Excerpts from an interface dataset:

######

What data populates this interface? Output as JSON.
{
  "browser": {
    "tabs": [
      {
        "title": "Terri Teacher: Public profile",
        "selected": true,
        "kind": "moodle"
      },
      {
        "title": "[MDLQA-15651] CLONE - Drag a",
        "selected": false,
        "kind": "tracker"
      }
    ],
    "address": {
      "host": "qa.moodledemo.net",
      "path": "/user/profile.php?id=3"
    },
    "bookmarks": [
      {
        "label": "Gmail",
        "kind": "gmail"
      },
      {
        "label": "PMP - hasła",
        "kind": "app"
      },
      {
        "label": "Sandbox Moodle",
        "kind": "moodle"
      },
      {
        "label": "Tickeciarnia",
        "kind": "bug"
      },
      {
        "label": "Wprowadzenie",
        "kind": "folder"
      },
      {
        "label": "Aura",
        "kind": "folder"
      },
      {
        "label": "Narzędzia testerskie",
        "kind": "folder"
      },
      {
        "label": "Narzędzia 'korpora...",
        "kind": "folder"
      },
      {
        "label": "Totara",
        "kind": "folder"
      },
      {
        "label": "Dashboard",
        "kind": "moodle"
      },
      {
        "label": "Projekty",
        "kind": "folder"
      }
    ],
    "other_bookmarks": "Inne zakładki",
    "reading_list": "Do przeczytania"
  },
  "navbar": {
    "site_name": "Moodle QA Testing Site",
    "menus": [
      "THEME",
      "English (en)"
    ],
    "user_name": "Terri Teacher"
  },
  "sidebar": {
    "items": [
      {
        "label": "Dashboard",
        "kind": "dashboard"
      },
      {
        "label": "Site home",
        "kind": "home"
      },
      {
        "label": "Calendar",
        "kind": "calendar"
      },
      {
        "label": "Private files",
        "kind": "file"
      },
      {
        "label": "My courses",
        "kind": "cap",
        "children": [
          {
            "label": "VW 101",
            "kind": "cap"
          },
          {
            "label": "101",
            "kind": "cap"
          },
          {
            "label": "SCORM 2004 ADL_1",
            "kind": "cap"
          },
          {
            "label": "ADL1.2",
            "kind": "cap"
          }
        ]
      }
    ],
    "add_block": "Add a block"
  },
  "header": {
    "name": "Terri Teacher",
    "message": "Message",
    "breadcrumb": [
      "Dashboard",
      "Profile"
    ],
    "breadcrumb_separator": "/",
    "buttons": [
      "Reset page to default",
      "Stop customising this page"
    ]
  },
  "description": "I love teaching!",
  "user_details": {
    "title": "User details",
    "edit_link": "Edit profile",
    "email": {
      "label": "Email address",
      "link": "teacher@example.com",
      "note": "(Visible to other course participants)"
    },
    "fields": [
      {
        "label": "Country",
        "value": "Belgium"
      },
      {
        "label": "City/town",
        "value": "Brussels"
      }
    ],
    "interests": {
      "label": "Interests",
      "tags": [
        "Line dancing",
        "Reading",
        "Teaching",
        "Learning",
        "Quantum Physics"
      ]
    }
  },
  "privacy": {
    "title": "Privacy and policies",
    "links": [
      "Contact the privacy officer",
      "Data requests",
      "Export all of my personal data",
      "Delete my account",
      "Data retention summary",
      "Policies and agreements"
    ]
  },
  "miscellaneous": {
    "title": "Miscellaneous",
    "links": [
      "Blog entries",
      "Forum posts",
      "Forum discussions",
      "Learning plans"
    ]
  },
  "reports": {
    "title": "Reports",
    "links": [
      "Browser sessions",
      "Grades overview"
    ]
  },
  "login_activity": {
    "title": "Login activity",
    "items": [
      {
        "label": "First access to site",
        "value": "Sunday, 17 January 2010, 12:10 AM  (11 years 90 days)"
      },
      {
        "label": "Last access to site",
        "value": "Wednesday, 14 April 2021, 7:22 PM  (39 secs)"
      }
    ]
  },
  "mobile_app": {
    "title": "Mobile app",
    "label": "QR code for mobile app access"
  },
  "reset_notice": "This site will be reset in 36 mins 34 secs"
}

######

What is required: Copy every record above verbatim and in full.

Answer for this exercise:
What data populates this interface? Output as JSON.
{
  "browser": {
    "tabs": [
      {
        "title": "Terri Teacher: Public profile",
        "selected": true,
        "kind": "moodle"
      },
      {
        "title": "[MDLQA-15651] CLONE - Drag a",
        "selected": false,
        "kind": "tracker"
      }
    ],
    "address": {
      "host": "qa.moodledemo.net",
      "path": "/user/profile.php?id=3"
    },
    "bookmarks": [
      {
        "label": "Gmail",
        "kind": "gmail"
      },
      {
        "label": "PMP - hasła",
        "kind": "app"
      },
      {
        "label": "Sandbox Moodle",
        "kind": "moodle"
      },
      {
        "label": "Tickeciarnia",
        "kind": "bug"
      },
      {
        "label": "Wprowadzenie",
        "kind": "folder"
      },
      {
        "label": "Aura",
        "kind": "folder"
      },
      {
        "label": "Narzędzia testerskie",
        "kind": "folder"
      },
      {
        "label": "Narzędzia 'korpora...",
        "kind": "folder"
      },
      {
        "label": "Totara",
        "kind": "folder"
      },
      {
        "label": "Dashboard",
        "kind": "moodle"
      },
      {
        "label": "Projekty",
        "kind": "folder"
      }
    ],
    "other_bookmarks": "Inne zakładki",
    "reading_list": "Do przeczytania"
  },
  "navbar": {
    "site_name": "Moodle QA Testing Site",
    "menus": [
      "THEME",
      "English (en)"
    ],
    "user_name": "Terri Teacher"
  },
  "sidebar": {
    "items": [
      {
        "label": "Dashboard",
        "kind": "dashboard"
      },
      {
        "label": "Site home",
        "kind": "home"
      },
      {
        "label": "Calendar",
        "kind": "calendar"
      },
      {
        "label": "Private files",
        "kind": "file"
      },
      {
        "label": "My courses",
        "kind": "cap",
        "children": [
          {
            "label": "VW 101",
            "kind": "cap"
          },
          {
            "label": "101",
            "kind": "cap"
          },
          {
            "label": "SCORM 2004 ADL_1",
            "kind": "cap"
          },
          {
            "label": "ADL1.2",
            "kind": "cap"
          }
        ]
      }
    ],
    "add_block": "Add a block"
  },
  "header": {
    "name": "Terri Teacher",
    "message": "Message",
    "breadcrumb": [
      "Dashboard",
      "Profile"
    ],
    "breadcrumb_separator": "/",
    "buttons": [
      "Reset page to default",
      "Stop customising this page"
    ]
  },
  "description": "I love teaching!",
  "user_details": {
    "title": "User details",
    "edit_link": "Edit profile",
    "email": {
      "label": "Email address",
      "link": "teacher@example.com",
      "note": "(Visible to other course participants)"
    },
    "fields": [
      {
        "label": "Country",
        "value": "Belgium"
      },
      {
        "label": "City/town",
        "value": "Brussels"
      }
    ],
    "interests": {
      "label": "Interests",
      "tags": [
        "Line dancing",
        "Reading",
        "Teaching",
        "Learning",
        "Quantum Physics"
      ]
    }
  },
  "privacy": {
    "title": "Privacy and policies",
    "links": [
      "Contact the privacy officer",
      "Data requests",
      "Export all of my personal data",
      "Delete my account",
      "Data retention summary",
      "Policies and agreements"
    ]
  },
  "miscellaneous": {
    "title": "Miscellaneous",
    "links": [
      "Blog entries",
      "Forum posts",
      "Forum discussions",
      "Learning plans"
    ]
  },
  "reports": {
    "title": "Reports",
    "links": [
      "Browser sessions",
      "Grades overview"
    ]
  },
  "login_activity": {
    "title": "Login activity",
    "items": [
      {
        "label": "First access to site",
        "value": "Sunday, 17 January 2010, 12:10 AM  (11 years 90 days)"
      },
      {
        "label": "Last access to site",
        "value": "Wednesday, 14 April 2021, 7:22 PM  (39 secs)"
      }
    ]
  },
  "mobile_app": {
    "title": "Mobile app",
    "label": "QR code for mobile app access"
  },
  "reset_notice": "This site will be reset in 36 mins 34 secs"
}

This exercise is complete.